Task: Could you report every line of the listing below that holds the word "fields"?

+--

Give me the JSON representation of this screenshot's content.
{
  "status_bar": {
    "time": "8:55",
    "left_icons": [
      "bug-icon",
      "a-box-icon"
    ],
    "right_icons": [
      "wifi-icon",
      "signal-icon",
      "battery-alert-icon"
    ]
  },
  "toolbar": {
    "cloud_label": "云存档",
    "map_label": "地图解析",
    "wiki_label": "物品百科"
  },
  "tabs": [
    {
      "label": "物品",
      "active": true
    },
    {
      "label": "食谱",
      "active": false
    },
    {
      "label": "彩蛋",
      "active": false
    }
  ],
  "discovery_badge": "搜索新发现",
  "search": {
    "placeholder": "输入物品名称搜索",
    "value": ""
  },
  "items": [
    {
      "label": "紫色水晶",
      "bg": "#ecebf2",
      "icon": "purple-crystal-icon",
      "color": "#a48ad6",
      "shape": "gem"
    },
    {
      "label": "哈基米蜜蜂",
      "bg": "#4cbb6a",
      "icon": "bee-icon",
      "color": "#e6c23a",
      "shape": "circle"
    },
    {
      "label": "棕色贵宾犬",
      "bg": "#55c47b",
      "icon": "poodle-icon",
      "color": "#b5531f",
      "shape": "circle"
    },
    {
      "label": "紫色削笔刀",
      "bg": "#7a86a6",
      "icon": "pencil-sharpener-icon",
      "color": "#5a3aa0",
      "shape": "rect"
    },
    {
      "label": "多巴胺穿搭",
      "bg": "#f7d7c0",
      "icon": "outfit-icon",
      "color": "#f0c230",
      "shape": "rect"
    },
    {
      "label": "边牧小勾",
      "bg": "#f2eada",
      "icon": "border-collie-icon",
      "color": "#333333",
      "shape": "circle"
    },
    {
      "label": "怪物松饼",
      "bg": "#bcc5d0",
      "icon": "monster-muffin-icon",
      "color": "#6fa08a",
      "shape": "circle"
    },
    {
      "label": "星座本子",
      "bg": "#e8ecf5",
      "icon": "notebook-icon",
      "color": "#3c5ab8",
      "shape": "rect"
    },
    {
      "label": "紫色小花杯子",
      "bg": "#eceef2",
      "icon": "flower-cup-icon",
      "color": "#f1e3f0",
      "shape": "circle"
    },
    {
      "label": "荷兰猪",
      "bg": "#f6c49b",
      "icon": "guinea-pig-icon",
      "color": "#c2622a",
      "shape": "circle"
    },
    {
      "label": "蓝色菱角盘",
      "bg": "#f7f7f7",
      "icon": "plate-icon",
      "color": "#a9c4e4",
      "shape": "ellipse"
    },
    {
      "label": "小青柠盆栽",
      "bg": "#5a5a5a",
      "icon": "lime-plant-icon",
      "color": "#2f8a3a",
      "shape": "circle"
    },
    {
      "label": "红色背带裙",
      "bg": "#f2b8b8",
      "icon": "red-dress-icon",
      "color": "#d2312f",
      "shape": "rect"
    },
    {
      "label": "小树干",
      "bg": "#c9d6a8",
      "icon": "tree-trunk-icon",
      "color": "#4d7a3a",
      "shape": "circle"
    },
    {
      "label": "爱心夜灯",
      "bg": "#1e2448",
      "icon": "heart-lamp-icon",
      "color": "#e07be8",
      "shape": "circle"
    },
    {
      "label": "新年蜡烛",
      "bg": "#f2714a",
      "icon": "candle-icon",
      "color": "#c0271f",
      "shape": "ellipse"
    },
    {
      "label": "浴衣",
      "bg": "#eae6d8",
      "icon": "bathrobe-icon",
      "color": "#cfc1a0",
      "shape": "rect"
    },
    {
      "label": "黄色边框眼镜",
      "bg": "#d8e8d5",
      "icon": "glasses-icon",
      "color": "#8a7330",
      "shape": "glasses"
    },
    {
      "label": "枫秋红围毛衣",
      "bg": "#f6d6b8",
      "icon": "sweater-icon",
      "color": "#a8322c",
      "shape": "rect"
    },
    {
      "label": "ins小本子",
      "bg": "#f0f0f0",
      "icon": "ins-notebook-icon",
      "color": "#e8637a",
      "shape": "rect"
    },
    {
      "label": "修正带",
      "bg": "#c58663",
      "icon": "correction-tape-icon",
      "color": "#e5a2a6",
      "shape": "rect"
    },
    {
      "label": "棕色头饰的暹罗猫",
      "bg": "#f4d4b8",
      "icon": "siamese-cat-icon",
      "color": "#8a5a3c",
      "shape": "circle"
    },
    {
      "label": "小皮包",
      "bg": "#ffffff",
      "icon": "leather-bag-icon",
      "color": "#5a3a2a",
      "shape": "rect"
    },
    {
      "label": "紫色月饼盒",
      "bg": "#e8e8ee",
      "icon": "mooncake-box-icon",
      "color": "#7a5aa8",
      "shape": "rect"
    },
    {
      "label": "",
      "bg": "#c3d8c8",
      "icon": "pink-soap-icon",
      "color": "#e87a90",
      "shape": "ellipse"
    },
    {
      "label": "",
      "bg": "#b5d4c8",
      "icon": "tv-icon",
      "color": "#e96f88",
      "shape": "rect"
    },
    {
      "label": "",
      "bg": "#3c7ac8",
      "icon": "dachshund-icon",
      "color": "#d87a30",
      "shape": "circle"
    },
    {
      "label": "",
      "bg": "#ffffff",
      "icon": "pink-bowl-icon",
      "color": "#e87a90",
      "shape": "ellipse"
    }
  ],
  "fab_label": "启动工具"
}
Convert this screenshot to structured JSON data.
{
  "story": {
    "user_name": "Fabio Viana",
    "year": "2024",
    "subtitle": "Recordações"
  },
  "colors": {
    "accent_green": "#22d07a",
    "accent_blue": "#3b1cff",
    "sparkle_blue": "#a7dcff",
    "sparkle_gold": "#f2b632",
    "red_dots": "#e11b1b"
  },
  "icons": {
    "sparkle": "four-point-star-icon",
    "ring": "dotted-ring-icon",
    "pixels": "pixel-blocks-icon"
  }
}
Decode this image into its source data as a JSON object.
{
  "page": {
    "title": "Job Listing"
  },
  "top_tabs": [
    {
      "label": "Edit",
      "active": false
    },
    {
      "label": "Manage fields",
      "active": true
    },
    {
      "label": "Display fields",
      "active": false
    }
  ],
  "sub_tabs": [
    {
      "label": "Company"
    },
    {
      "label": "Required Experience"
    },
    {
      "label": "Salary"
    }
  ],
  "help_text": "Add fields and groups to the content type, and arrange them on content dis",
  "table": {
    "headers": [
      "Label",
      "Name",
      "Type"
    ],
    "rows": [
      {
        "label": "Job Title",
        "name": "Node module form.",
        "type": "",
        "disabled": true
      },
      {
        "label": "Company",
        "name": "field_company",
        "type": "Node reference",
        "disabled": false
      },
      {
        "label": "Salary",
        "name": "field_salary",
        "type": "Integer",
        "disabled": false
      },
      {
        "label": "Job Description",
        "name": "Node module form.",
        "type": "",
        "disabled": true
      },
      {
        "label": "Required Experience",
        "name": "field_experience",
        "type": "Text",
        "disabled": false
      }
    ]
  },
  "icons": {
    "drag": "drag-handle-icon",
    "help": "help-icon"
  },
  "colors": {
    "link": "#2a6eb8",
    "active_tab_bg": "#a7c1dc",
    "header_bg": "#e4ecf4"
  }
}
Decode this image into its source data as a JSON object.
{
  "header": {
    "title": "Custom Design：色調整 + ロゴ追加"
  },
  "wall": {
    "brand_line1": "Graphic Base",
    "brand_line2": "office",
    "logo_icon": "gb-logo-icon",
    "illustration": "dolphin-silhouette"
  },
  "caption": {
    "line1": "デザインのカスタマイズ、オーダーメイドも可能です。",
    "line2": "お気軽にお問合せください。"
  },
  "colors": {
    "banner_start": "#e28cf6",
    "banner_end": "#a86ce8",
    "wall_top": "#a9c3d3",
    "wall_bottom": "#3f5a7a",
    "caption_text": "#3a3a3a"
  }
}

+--

Solved exercise:
      "label": "Manage fields",
      "label": "Display fields",
  "help_text": "Add fields and groups to the content type, and arrange them on content dis",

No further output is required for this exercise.